I started with Purple Yam Batons, fried crisp and wrapped around a stick of sugarcane.
See what I mean? When is the last time you saw either yam or sugarcane as the star of a restaurant dish? The appetiser is let down by an overly eggy herb aioli, and I would have preferred a fresh, non-creamy dip to balance the buttery, sweet yams. Next on my plate is a French classic – Oeufs en Meurette. The eggs are perfectly poached, and served with moreish slices of garlic toast. I did not like the red wine they chose but was in the minority on this one.
As we soldiered through the menu I realised that my moans about the starters would be my only grouse that afternoon.
The salad of Raw and Ripe Mangoes is my absolute favourite mango dish of the season. Fresh Alphonso and slivers of green mangoes were dressed in a zesty combination of soy, red chillies and peanuts. The salad alone is reason enough to revisit the awkwardly located White Owl.
The main course veggie choices were Blue Cheese Quiche and Bell Pepper Roulade. My choice (of the quiche) was a no brainer; blue is my favourite cheese, and besides who wants to eat a roulade? How wrong was I!

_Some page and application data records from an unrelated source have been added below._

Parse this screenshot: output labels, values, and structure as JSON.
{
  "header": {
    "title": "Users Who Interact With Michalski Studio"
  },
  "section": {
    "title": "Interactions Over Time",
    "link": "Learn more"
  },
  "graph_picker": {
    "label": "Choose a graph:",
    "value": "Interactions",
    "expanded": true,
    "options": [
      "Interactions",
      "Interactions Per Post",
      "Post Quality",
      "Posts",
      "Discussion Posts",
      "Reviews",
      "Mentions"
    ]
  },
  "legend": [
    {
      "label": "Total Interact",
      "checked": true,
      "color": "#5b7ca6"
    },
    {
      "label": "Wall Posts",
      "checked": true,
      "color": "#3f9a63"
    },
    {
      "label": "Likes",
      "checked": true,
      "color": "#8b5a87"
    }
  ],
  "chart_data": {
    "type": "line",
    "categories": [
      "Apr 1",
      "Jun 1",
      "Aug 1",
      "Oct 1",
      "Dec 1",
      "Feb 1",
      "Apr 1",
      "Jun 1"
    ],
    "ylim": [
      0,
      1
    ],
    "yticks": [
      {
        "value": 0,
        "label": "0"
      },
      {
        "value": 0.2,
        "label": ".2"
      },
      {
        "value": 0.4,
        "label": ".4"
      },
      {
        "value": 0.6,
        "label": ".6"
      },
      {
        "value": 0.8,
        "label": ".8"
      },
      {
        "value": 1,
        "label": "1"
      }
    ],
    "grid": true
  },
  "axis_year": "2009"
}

The quiche was perfect – a herby, blue cheese topping lovingly baked on a flaky pastry. But the revelation of the meal was the roulade, served with a generous dollop of an inventive arugula pesto. The sweet bell peppers, unrolled a filling of cheesy barley, and crunchy greens. Never again will I judge a book by its old fashioned cover.
Not for one moment did I wish I were eating meat, nor did I feel that the chefs had made grudging allowances for veggies on their menu. I want to come back for the Green Apple Galette, Brioche Mac and Cheese, and Pumpkin Gnochhi Casserole.
I don’t have a sweet tooth but the table was was mighty impressed with the offering. The Fig, Chocolate & Kaffir Lime Mille-Feuille is a perfect display of Nikhil’s love for playing with flavours and Kshama’s pastry skills. The Kaffir Lime cream is rich and lends a heady scent to the dessert; but I wonder if it would have worked better with a different fruit? One that was lighter than the dense combination of fig and cream. I preferred the Alphonso Crepes – totally scrummy.
I hope this is the beginning of many such adventures in India where we will see menus that let the ingredients shine; restaurants that don’t give in to gimmicks; and chefs that find the courage to cook with their heart. Here’s hoping I meet more chefs like Nikhil and Kshama, chefs that put food first.
Disclosure: The meal was a preview and I was a guest of the restaurant. Neither their generosity nor my friendship with Nikhil has compromised my opinion on their food in any way.